> _What is required_
Find and return every line of the data that contains the word "class".

> _Dataset extract_

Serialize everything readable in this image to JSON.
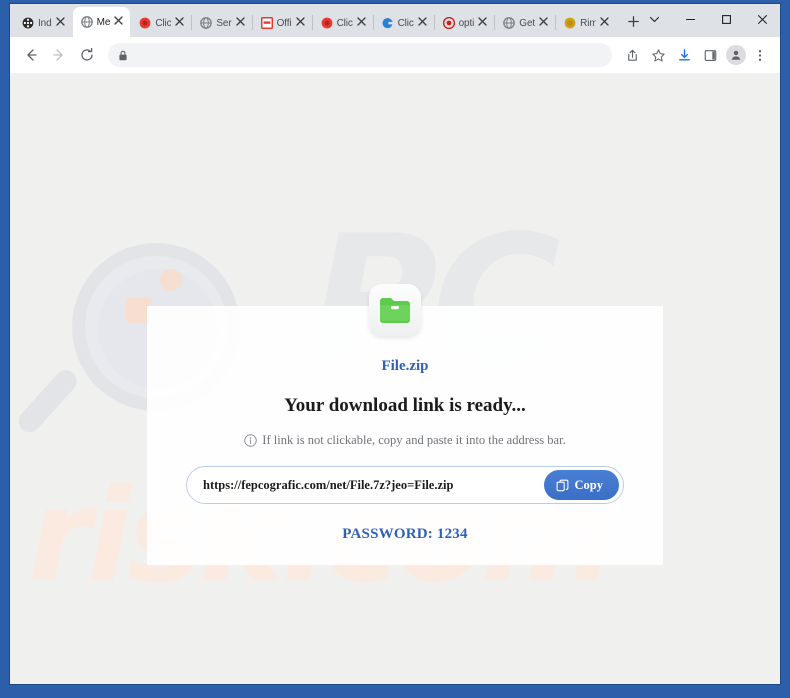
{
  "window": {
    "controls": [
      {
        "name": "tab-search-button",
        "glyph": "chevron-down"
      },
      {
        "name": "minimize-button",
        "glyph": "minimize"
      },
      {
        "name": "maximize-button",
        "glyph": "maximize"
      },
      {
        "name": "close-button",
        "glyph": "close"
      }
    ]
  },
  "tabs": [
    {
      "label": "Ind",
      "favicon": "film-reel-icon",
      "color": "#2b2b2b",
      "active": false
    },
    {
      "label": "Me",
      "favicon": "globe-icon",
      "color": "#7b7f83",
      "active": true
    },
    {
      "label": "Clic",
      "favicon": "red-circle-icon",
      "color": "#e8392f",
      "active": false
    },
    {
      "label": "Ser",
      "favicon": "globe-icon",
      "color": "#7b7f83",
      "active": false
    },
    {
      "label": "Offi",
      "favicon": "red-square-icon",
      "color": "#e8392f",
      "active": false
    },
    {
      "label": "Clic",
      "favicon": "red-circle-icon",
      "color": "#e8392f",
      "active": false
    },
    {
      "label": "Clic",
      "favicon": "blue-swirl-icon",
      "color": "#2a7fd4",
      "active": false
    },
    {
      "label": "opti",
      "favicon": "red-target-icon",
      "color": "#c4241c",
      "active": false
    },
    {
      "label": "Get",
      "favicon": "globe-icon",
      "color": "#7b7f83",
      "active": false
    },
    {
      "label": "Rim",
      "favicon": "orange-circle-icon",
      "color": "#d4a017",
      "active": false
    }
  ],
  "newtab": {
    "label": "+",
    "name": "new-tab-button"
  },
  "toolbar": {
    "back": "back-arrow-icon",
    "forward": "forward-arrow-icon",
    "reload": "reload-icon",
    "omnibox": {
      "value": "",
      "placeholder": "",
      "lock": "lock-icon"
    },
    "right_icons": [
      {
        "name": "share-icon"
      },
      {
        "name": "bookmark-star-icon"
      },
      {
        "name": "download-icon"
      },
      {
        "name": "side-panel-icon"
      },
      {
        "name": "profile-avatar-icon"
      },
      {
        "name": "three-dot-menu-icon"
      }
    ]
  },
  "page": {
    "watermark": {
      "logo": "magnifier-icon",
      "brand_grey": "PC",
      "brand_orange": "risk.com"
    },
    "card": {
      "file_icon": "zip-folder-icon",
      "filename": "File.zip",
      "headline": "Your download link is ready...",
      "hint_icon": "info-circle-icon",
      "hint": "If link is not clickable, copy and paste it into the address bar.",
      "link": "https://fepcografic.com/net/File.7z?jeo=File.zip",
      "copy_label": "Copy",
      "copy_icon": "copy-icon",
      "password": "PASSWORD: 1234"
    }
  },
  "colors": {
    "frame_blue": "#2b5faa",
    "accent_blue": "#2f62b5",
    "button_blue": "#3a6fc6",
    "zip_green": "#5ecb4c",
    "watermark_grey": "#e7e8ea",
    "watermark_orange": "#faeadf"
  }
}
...
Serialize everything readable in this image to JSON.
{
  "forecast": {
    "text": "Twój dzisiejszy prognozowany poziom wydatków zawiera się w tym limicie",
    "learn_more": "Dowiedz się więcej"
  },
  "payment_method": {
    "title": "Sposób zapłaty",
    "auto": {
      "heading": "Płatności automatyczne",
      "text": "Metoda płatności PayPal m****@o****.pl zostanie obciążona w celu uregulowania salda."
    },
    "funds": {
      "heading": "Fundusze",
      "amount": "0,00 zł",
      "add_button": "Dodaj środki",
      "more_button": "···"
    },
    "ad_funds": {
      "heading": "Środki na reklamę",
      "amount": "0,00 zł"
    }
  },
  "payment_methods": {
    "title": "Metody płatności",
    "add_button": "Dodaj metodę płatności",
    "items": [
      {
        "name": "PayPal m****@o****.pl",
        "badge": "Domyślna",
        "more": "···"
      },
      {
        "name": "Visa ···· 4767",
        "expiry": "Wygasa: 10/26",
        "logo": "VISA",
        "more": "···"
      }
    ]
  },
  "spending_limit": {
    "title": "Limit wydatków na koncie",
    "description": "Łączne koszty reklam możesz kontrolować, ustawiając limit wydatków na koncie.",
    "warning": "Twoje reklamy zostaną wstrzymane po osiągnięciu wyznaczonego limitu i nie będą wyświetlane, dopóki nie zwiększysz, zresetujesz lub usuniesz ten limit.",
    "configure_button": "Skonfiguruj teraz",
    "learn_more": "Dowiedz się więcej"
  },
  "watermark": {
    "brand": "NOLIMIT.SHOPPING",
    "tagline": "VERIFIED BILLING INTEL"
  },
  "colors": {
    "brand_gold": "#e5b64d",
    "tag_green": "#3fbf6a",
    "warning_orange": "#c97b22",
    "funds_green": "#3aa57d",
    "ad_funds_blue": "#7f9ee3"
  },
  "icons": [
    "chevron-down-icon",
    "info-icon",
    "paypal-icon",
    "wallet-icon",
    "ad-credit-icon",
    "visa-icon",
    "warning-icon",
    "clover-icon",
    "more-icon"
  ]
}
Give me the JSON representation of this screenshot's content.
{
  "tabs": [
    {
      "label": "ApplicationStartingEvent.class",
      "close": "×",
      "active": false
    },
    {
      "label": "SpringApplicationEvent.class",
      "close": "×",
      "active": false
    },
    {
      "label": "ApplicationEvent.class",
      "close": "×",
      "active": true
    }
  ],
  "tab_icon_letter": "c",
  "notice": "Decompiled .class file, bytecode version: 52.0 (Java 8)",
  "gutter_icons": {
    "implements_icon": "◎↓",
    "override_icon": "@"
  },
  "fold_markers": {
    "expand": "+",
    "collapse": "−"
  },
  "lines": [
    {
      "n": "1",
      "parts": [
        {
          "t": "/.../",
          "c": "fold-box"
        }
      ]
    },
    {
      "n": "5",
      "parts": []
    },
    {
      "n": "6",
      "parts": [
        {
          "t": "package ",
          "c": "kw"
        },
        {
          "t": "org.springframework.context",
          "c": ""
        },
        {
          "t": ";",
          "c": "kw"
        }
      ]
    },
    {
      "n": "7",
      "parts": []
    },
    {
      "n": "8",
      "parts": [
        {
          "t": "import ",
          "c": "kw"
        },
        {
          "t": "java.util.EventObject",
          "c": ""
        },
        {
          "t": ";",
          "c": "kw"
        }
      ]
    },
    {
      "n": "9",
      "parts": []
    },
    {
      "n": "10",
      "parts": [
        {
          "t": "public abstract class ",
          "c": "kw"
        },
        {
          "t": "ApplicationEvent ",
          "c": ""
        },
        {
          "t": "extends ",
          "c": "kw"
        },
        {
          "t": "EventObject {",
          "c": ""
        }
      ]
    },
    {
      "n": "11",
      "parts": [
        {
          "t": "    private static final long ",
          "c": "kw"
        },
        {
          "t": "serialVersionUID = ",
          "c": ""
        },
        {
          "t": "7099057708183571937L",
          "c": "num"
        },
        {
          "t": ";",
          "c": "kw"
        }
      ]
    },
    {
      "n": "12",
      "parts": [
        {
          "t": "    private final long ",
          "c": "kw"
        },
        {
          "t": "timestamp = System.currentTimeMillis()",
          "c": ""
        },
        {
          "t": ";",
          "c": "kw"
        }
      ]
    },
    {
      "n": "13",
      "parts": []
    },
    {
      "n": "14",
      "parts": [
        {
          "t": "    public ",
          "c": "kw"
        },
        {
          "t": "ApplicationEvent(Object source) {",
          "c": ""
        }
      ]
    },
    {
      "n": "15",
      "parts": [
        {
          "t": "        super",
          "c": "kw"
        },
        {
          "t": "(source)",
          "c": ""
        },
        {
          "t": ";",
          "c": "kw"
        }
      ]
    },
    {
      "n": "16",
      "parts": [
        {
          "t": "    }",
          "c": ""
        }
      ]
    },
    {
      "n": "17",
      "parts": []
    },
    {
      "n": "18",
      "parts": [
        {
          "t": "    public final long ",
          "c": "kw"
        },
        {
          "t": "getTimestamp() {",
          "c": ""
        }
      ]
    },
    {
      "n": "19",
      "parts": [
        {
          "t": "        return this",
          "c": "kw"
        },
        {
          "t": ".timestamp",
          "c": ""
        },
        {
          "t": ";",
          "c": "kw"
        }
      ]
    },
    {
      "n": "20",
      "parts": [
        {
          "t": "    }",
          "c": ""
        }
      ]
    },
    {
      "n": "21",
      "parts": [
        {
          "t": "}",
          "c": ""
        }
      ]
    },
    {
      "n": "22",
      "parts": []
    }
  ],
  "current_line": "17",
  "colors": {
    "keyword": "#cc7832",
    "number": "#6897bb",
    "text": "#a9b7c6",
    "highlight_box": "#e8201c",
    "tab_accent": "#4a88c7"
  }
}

> _Solution to the exercise_
      "label": "ApplicationStartingEvent.class",
      "label": "SpringApplicationEvent.class",
      "label": "ApplicationEvent.class",
  "notice": "Decompiled .class file, bytecode version: 52.0 (Java 8)",
          "t": "public abstract class ",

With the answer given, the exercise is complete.